After working on its own internal compliance procedures for the past four or five years, the company has in 2019 developed a plan to work with other parties on making the industry more data-driven and transparent through digitalisation, according to Mikkel Kannegaard, Monjasa's general manager in Copenhagen.
"We're trying to find a new way of doing things and then make that a new standard," Kannegaard said in an interview with Ship & Bunker Friday.
"We want to drive digitalisation with the aim of openly sharing more data and increasing transparency -- not to take away the personal business, which is important in our industry -- we're just trying to find smarter ways of working.
"I think it's fair to say shipping is not the most proactive industry when it comes to digitalisation and having more automated processes."
"I think it's fair to say shipping is not the most proactive industry when it comes to digitalisation and having more automated processes, and that's where we think there are some opportunities."
Kannegaard argued increased use of digital processes could save time and raise accountability in the industry.
"It's a very manual, workload-intensive process to do a delivery, with a number of different documents going back and forth, a number of different email correspondences and phone calls," he said.

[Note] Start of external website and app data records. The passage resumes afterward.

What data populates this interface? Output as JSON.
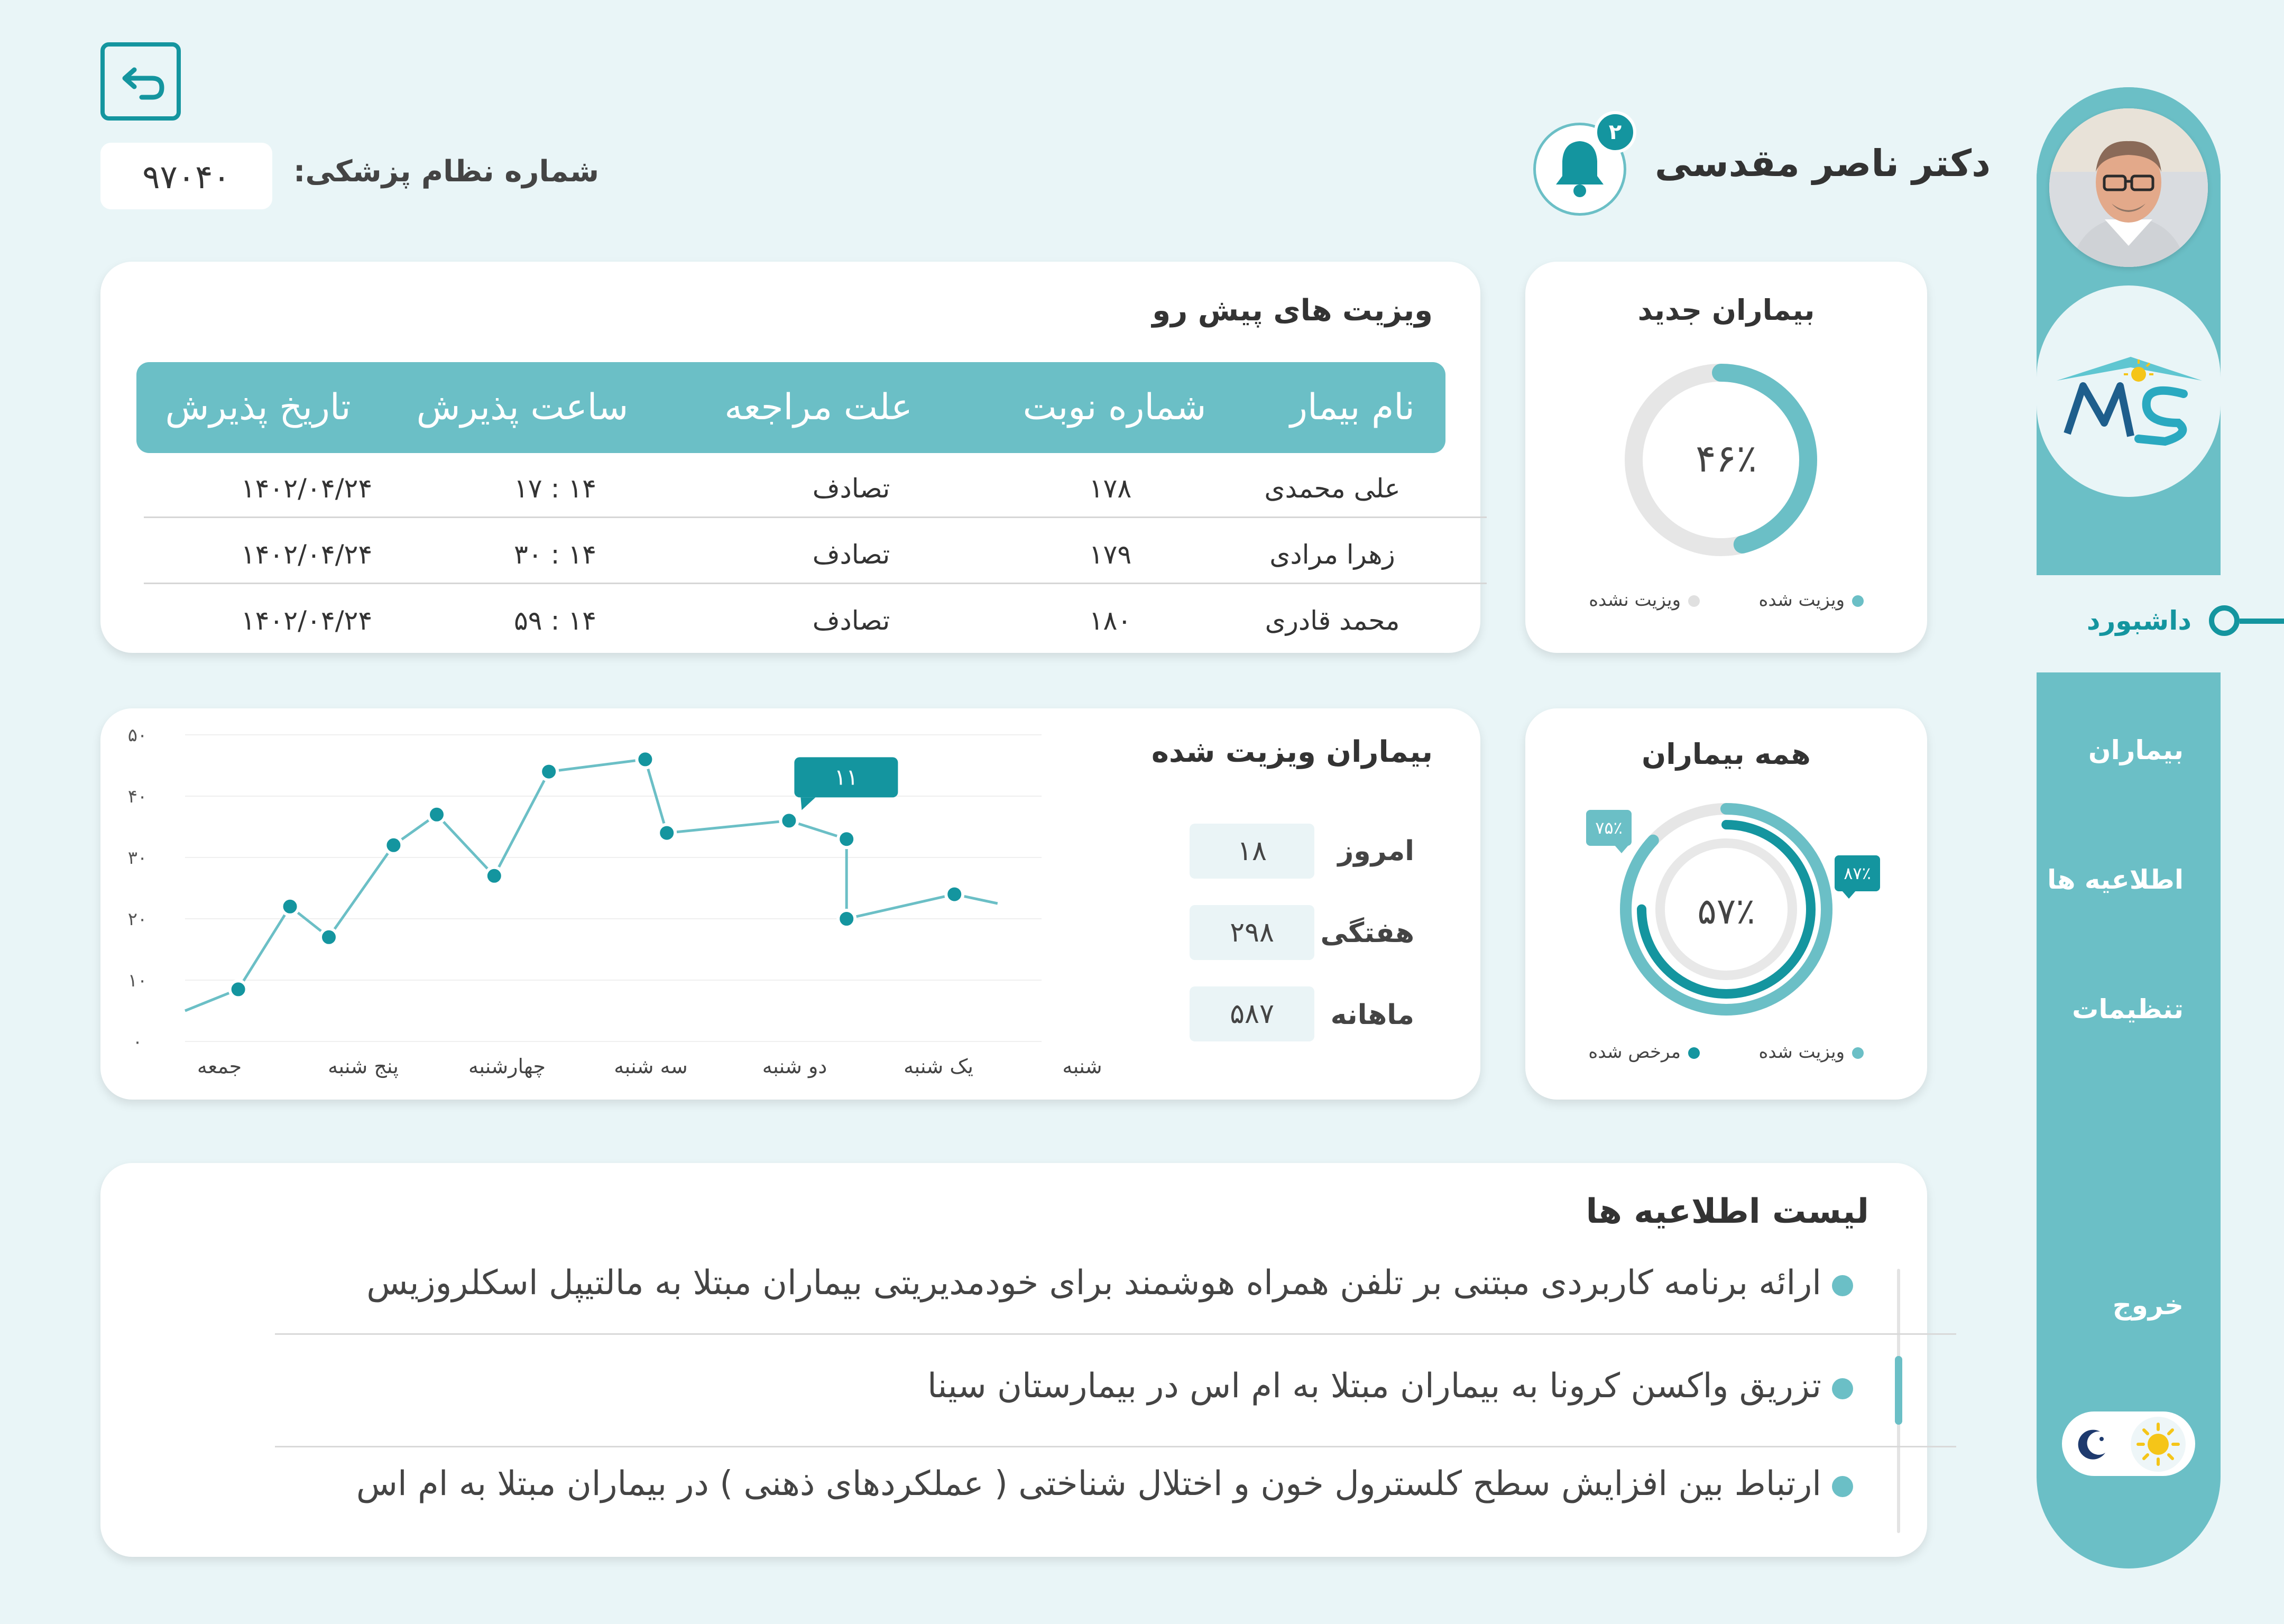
{
  "header": {
    "doctor_name": "دکتر ناصر مقدسی",
    "license_label": "شماره نظام پزشکی:",
    "license_number": "۹۷۰۴۰",
    "notification_count": "۲"
  },
  "sidebar": {
    "items": [
      {
        "label": "داشبورد"
      },
      {
        "label": "بیماران"
      },
      {
        "label": "اطلاعیه ها"
      },
      {
        "label": "تنظیمات"
      },
      {
        "label": "خروج"
      }
    ],
    "logo_text": "MS"
  },
  "upcoming": {
    "title": "ویزیت های پیش رو",
    "columns": [
      "نام بیمار",
      "شماره نوبت",
      "علت مراجعه",
      "ساعت پذیرش",
      "تاریخ پذیرش"
    ],
    "rows": [
      [
        "علی محمدی",
        "۱۷۸",
        "تصادف",
        "۱۴ : ۱۷",
        "۱۴۰۲/۰۴/۲۴"
      ],
      [
        "زهرا مرادی",
        "۱۷۹",
        "تصادف",
        "۱۴ : ۳۰",
        "۱۴۰۲/۰۴/۲۴"
      ],
      [
        "محمد قادری",
        "۱۸۰",
        "تصادف",
        "۱۴ : ۵۹",
        "۱۴۰۲/۰۴/۲۴"
      ]
    ]
  },
  "new_patients": {
    "title": "بیماران جدید",
    "percent_label": "۴۶٪",
    "percent_value": 46,
    "legend": [
      "ویزیت شده",
      "ویزیت نشده"
    ],
    "colors": {
      "visited": "#6bbfc6",
      "not_visited": "#e6e6e6"
    }
  },
  "visited_patients": {
    "title": "بیماران ویزیت شده",
    "stats": [
      {
        "label": "امروز",
        "value": "۱۸"
      },
      {
        "label": "هفتگی",
        "value": "۲۹۸"
      },
      {
        "label": "ماهانه",
        "value": "۵۸۷"
      }
    ]
  },
  "all_patients": {
    "title": "همه بیماران",
    "center_label": "۵۷٪",
    "center_value": 57,
    "inner_badge": "۷۵٪",
    "inner_value": 75,
    "outer_badge": "۸۷٪",
    "outer_value": 87,
    "legend": [
      "ویزیت شده",
      "مرخص شده"
    ],
    "colors": {
      "visited": "#6bbfc6",
      "discharged": "#14959f"
    }
  },
  "chart_data": {
    "type": "line",
    "categories": [
      "جمعه",
      "پنج شنبه",
      "چهارشنبه",
      "سه شنبه",
      "دو شنبه",
      "یک شنبه",
      "شنبه"
    ],
    "y_ticks": [
      "۰",
      "۱۰",
      "۲۰",
      "۳۰",
      "۴۰",
      "۵۰"
    ],
    "ylim": [
      0,
      50
    ],
    "points": [
      {
        "x": 0.0,
        "y": 5
      },
      {
        "x": 0.37,
        "y": 8.5
      },
      {
        "x": 0.73,
        "y": 22
      },
      {
        "x": 1.0,
        "y": 17
      },
      {
        "x": 1.45,
        "y": 32
      },
      {
        "x": 1.75,
        "y": 37
      },
      {
        "x": 2.15,
        "y": 27
      },
      {
        "x": 2.53,
        "y": 44
      },
      {
        "x": 3.2,
        "y": 46
      },
      {
        "x": 3.35,
        "y": 34
      },
      {
        "x": 4.2,
        "y": 36
      },
      {
        "x": 4.6,
        "y": 33
      },
      {
        "x": 4.6,
        "y": 20
      },
      {
        "x": 5.35,
        "y": 24
      },
      {
        "x": 5.65,
        "y": 22.5
      }
    ],
    "marked_points": [
      1,
      2,
      3,
      4,
      5,
      6,
      7,
      8,
      9,
      10,
      11,
      12,
      13
    ],
    "tooltip": {
      "label": "۱۱",
      "point_index": 10
    },
    "color": "#6bbfc6",
    "marker_color": "#14959f"
  },
  "notices": {
    "title": "لیست اطلاعیه ها",
    "items": [
      "ارائه برنامه کاربردی مبتنی بر تلفن همراه هوشمند برای خودمدیریتی بیماران مبتلا به مالتیپل اسکلروزیس",
      "تزریق واکسن کرونا به بیماران مبتلا به ام اس در بیمارستان سینا",
      "ارتباط بین افزایش سطح کلسترول خون و اختلال شناختی ( عملکردهای ذهنی ) در بیماران مبتلا به ام اس"
    ]
  }
}
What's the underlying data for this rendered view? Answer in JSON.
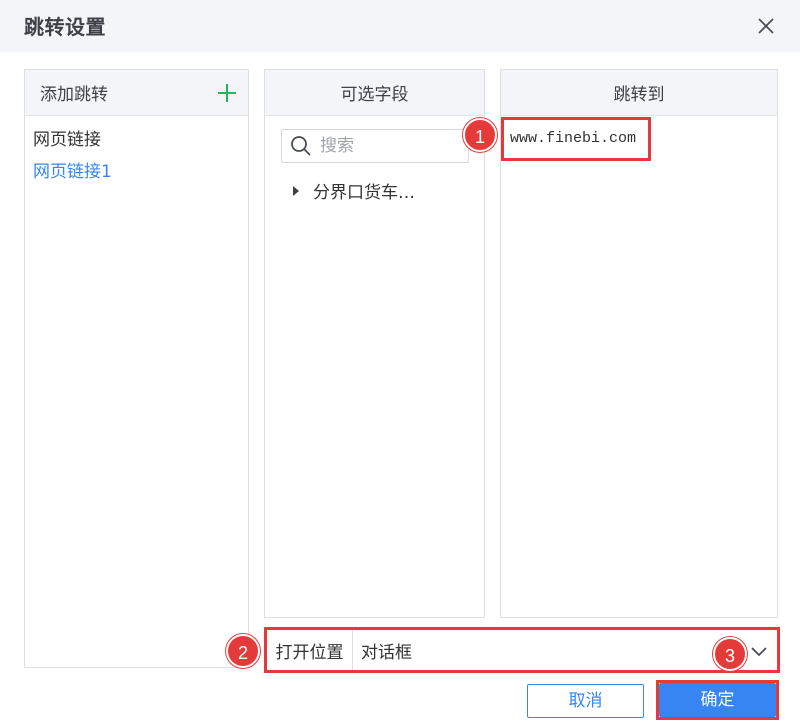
{
  "dialog": {
    "title": "跳转设置"
  },
  "panels": {
    "add_jump": {
      "title": "添加跳转",
      "items": [
        "网页链接",
        "网页链接1"
      ]
    },
    "fields": {
      "title": "可选字段",
      "search_placeholder": "搜索",
      "tree_node": "分界口货车…"
    },
    "jump_to": {
      "title": "跳转到",
      "url": "www.finebi.com"
    }
  },
  "open_position": {
    "label": "打开位置",
    "value": "对话框"
  },
  "buttons": {
    "cancel": "取消",
    "confirm": "确定"
  },
  "badges": [
    "1",
    "2",
    "3"
  ],
  "colors": {
    "accent": "#3685f2",
    "highlight": "#e53a3a",
    "add_icon": "#1fb85d"
  },
  "icons": {
    "close": "close-icon",
    "add": "plus-icon",
    "search": "search-icon",
    "caret": "caret-right-icon",
    "dropdown": "chevron-down-icon"
  }
}
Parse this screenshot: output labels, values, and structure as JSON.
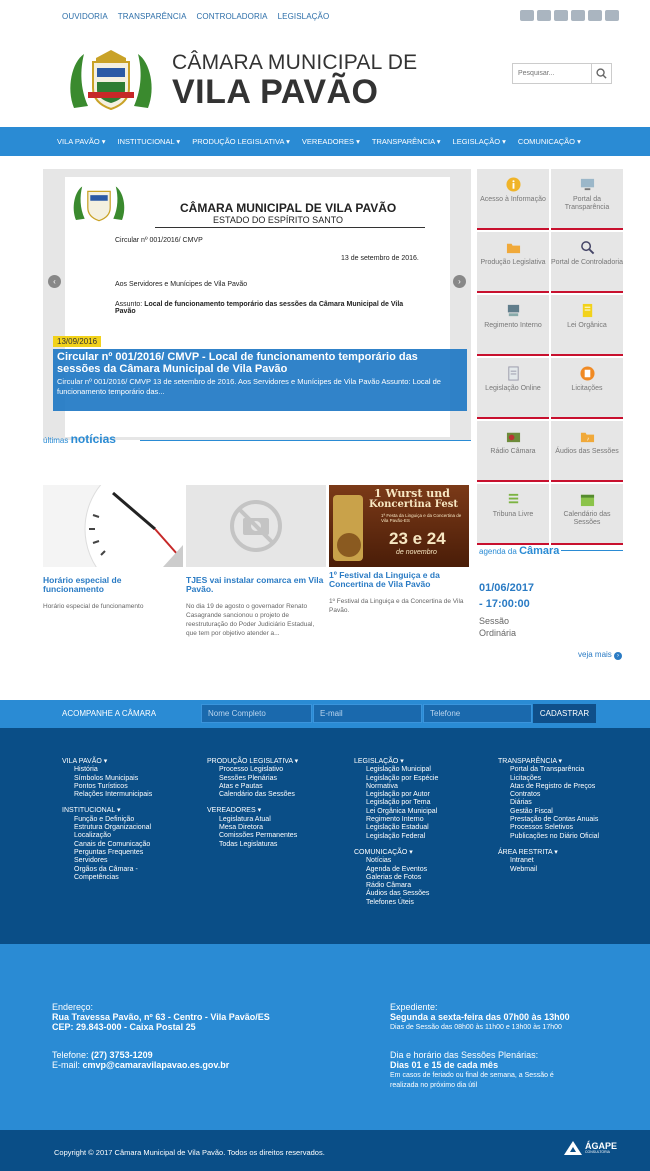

"There's a lot of room to improve that process through digitalisation, and gain more trust because it's clear who's doing what at what time.
"Why are we still having physical BDNs on board the ships, and we cannot invoice the customer until we get a copy of it from the ships -- which sometimes takes several days?
"There's not really an ability from the customer's point of view to follow the process flow; they know they've made an order, but they're not really sure how things are going until they get the thumbs up from the receiving vessel that everything's been completed in good order."
Better tracking of the supply chain could also help companies to avoid accidental breaches of sanctions.
"At Monjasa, we have positive experiences with introducing end-to-end digital processes to be better at screening our counterparties to make sure we're upholding the sanctions that we trade under, and we don't get into situations where we accidentally break those because we didn't know who in fact we were trading with on the other side," Kannegaard said.
"The large shipping companies with solid procurement functions have a good view of the market, but smaller ones might not always have a good idea of what's going on in this market and who is it really that they're being supplied by.
"You may have four or five parties in a transaction, which can make it difficult to see who they're dealing with."
Having better knowledge of the supply chain may also help buyers to avoid quality problems when buying very low sulfur fuel oil from an unfamiliar supplier.
But getting a comprehensive view of every component that has been blended into the fuel is unlikely to be feasible any time soon, Kannegaard said.
"Whether we can ever get truly through the whole supply chain from where the oil was pulled out of the ground or the sea, I don't know.
"In a business like ours you have blends and all kinds of things that blur the picture as you go along, so I'm not sure how far back we'll realistically be able to go."